雞同鴨講──Life is not a bed of roses，曾蔭權也會fall from grace｜A Chicken Talking To A Duck By Chatterbox
It’s been another dramatic week as far as local news is concerned. Former Chief Executive Donald Tsang became the city’s most senior official to be put behind bars for misconduct while in office. It was heart-wrenching to hear the sentencing judge say he had never in his judicial career seen a man fallen from so high when he handed down a 20-month jail term.
To describe someone’s downfall, we can use the phrase “fall from grace”, which means they have lost everything, their fortune, their reputation, etc. The idiom has a religious concept behind it; it means someone has sinned and found themselves on the wrong side of God and lost the approval of the Almighty, which happened to Adam and Eve in the Bible.
There are plenty of ways to describe how we feel when confronted by this kind of predicament. A more subdued way to show one’s acceptance of a bad situation is to say “that’s life”. You can use in a sentence like “There’s nothing much we can do, that’s life.” Interestingly, there is a commonly used equivalent in French, “c’est la vie”, which we often hear in the English-speaking world.
There’s a rather well accepted but less elegant expression that can be used in a more casual manner; “shit happens”. In fact, it’s not a very rude expression so you can use among friends and colleagues, but maybe not in front of your boss.
For those who prefer more gentle expressions, how about “take the rough with the smooth” to mean one should accept both difficult and easy times.
Other handy phrases include “life is not a bed of roses” and “when the going gets tough, the tough get going”. The latter phrase is inspirational to encourage people that when they are stuck in difficult situations, they should toughen up to meet the challenge.
Speaking of challenge, there are a number of colourful ways to describe misfortune; “it never rains but it pours”, “misfortunes never come singly” or “bad things come in threes”. All of them describe unfortunate events come crushing down in large quantities.
How about “rotten luck”, “to have one’s luck run out” or “I’ve been jinxed”? The last one means your bad luck has been caused by a curse.
A phrase many of you will definitely find amusing is “falling down the rabbit hole”, which means you find yourself in a bizarre and confusing situation that’s difficult to get out of. You may ask why a rabbit hole?

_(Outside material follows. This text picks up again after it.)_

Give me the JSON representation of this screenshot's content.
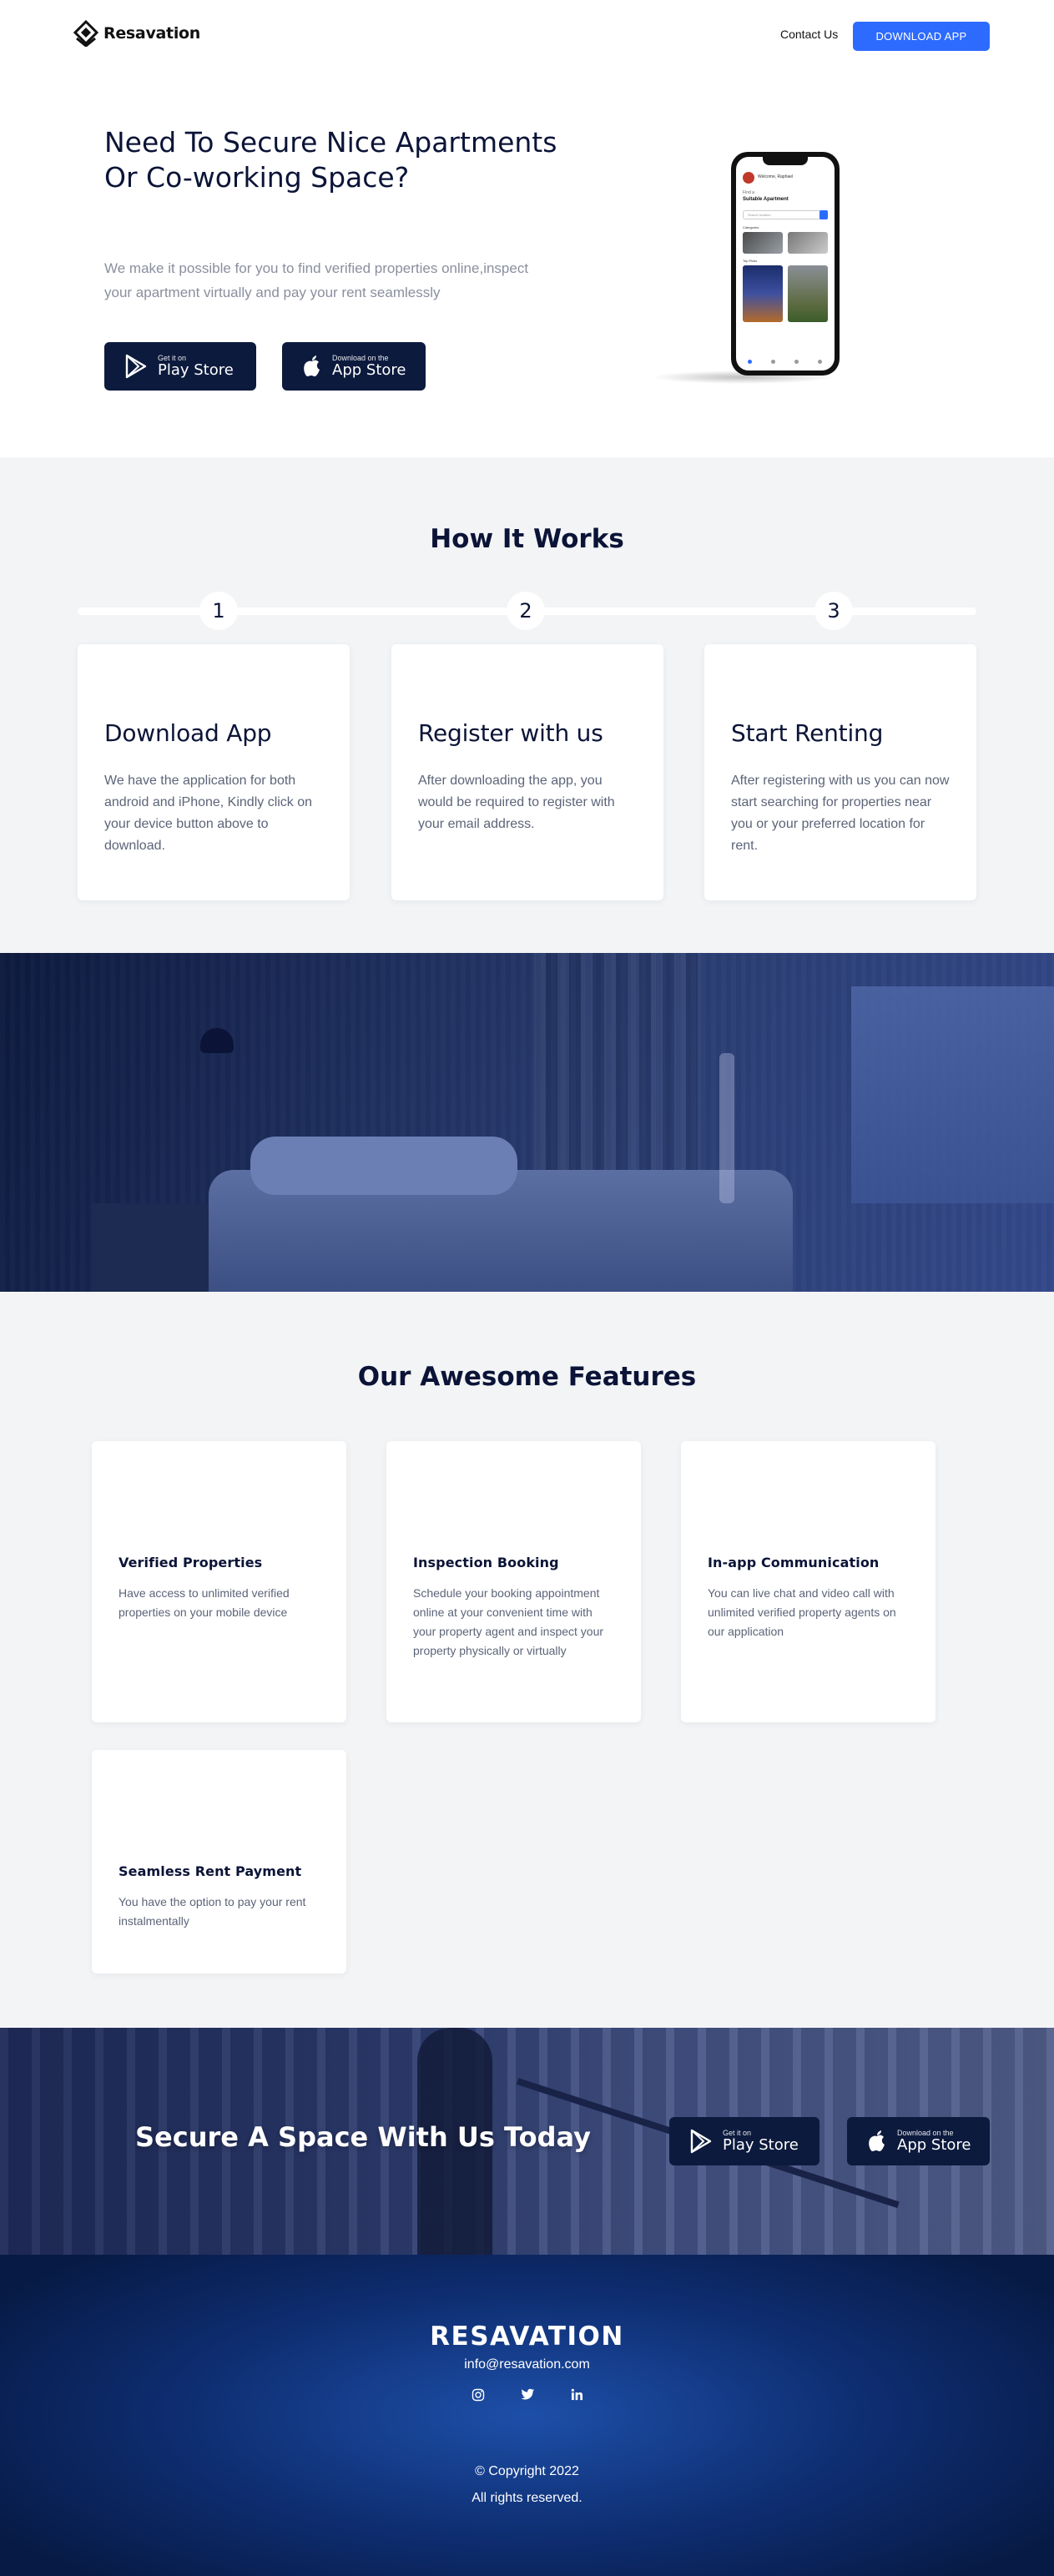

It’s because the phrase is derived from the book “Alice’s Adventures in Wonderland” in which it describes Alice stumbling down a hole and beginning her curious adventure. This phrase doesn’t always imply a misfortune; it can depict a situation in which one has little or no control over.
When people are “down on their luck”, they can’t catch a break. “Down on their luck” means experiencing a streak of bad luck. You can certainly say something like this to make someone feel better when they are in bad luck.
I’ve always believed nothing is permanent in life, so we should never dwell on our sorrows and misfortunes and remain positive. Good luck, see you all next week.
要描述某人墮落，可使用「fall from grace」，意味他們一無所有，財富、聲譽等通通失去。這句話有宗教含意，代表某人犯下罪孽，走上錯誤的道路，因此失去全能上帝的讚許，聖經中的亞當及夏娃就是例子。
若要形容面對這種困境時的感受，方法不少，其中一個較溫和、顯示自己已接受現實的說法是「that’s life」，例如可這樣用：「There’s nothing much we can do, that’s life.」。有趣的是，即使說著英語，我們也愛用法語的「c’est la vie」 來代替「that’s life」。
對於那些還是鐘情溫和表達方式的人，「take the rough with the smooth」也許更適合你，它的意思是，無論順境逆境，人都應該安然接受。
其他派得上場的短語還有「life is not a bed of roses」和「when the going gets tough, the tough get going」。後者意指身處困境時，強者選擇奮力向前、面對挑戰，相當鼓舞人心呢。
說起挑戰，有不少生動的短語可形容厄運，例如「It never rains but it pours」、「misfortunes never come singly」或「bad things come in threes」，都代表不幸的事情接二連三地發生。還有「rotten luck」、「to have one’s luck run out」或意味你的惡運是因為你被詛咒的「I’ve been jinxed」。
以下這句短語，許多人都會覺得有趣，就是描述正身處奇怪或混亂處境而難以抽身的「falling down the rabbit hole」。你也許會問，為何是掉進兔子洞裡去呢？因為這句話源於《愛麗絲夢遊仙境》，書中描述愛麗絲被一個洞絆倒，自此開始她的奇幻冒險。當然，這句話不一定意指不幸，也可以描述人很少或不能控制的處境。
除此之外，當人們「down on their luck」時，也代表他們霉運當頭，正經歷一連串壞事。